◆ **Provided data**
*** Block opens ***

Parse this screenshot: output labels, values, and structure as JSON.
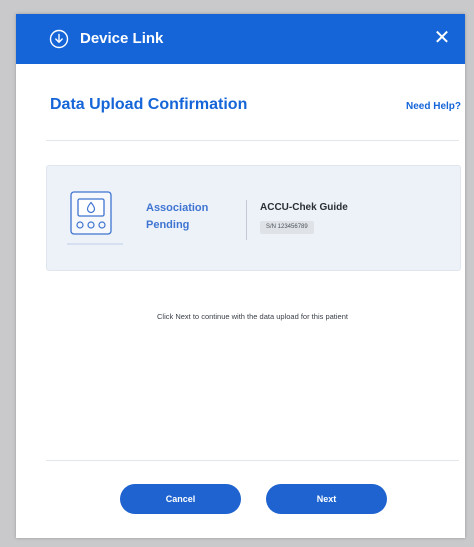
{
  "header": {
    "title": "Device Link",
    "close_label": "✕"
  },
  "page": {
    "title": "Data Upload Confirmation",
    "help_link": "Need Help?"
  },
  "device": {
    "status_line1": "Association",
    "status_line2": "Pending",
    "name": "ACCU-Chek Guide",
    "serial": "S/N 123456789",
    "icon": "glucose-meter-icon"
  },
  "instruction": "Click Next to continue with the data upload for this patient",
  "buttons": {
    "cancel": "Cancel",
    "next": "Next"
  },
  "colors": {
    "header": "#1565d8",
    "accent": "#1565d8",
    "button": "#1e63d0",
    "card_bg": "#edf2f9"
  }
}
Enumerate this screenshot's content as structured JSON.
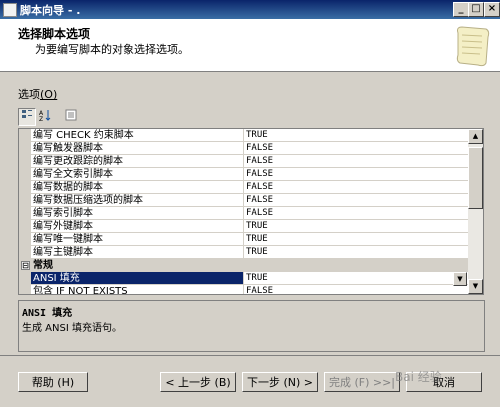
{
  "window": {
    "title": "脚本向导 - .",
    "min_label": "_",
    "max_label": "□",
    "close_label": "×"
  },
  "header": {
    "title": "选择脚本选项",
    "subtitle": "为要编写脚本的对象选择选项。"
  },
  "options": {
    "label": "选项",
    "mnemonic": "(O)"
  },
  "grid": {
    "rows": [
      {
        "name": "编写 CHECK 约束脚本",
        "value": "TRUE"
      },
      {
        "name": "编写触发器脚本",
        "value": "FALSE"
      },
      {
        "name": "编写更改跟踪的脚本",
        "value": "FALSE"
      },
      {
        "name": "编写全文索引脚本",
        "value": "FALSE"
      },
      {
        "name": "编写数据的脚本",
        "value": "FALSE"
      },
      {
        "name": "编写数据压缩选项的脚本",
        "value": "FALSE"
      },
      {
        "name": "编写索引脚本",
        "value": "FALSE"
      },
      {
        "name": "编写外键脚本",
        "value": "TRUE"
      },
      {
        "name": "编写唯一键脚本",
        "value": "TRUE"
      },
      {
        "name": "编写主键脚本",
        "value": "TRUE"
      }
    ],
    "category": {
      "expander": "⊟",
      "name": "常规"
    },
    "selected": {
      "name": "ANSI 填充",
      "value": "TRUE"
    },
    "partial": {
      "name": "包含 IF NOT EXISTS",
      "value": "FALSE"
    }
  },
  "description": {
    "title": "ANSI 填充",
    "text": "生成 ANSI 填充语句。"
  },
  "buttons": {
    "help": "帮助 (H)",
    "back": "< 上一步 (B)",
    "next": "下一步 (N) >",
    "finish": "完成 (F) >>|",
    "cancel": "取消"
  },
  "watermark": "Bai 经验"
}
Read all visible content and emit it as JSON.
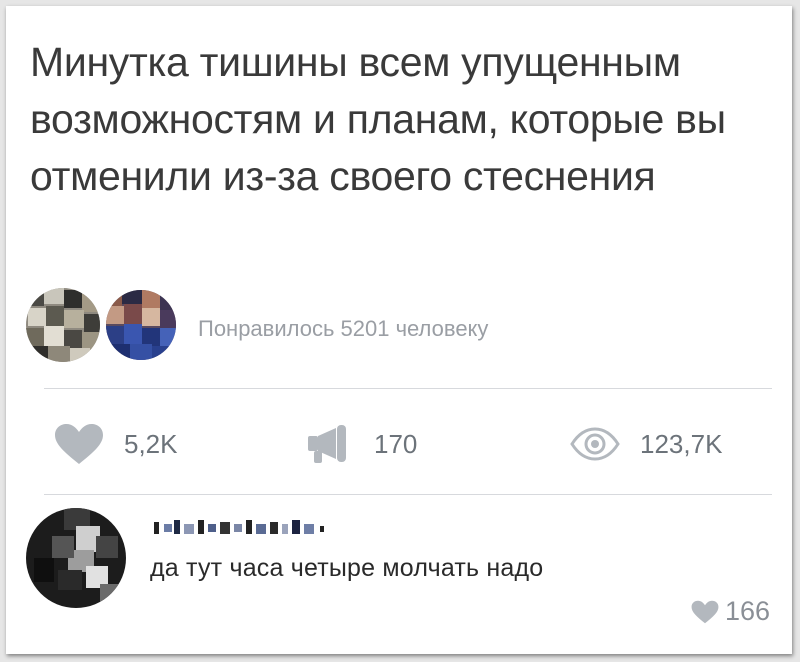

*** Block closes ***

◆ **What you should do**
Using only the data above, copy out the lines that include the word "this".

◆ **Solution to the exercise**
Parse this screenshot: output labels, values, and structure as JSON.
  "instruction": "Click Next to continue with the data upload for this patient",
Enumerate this screenshot's content as structured JSON.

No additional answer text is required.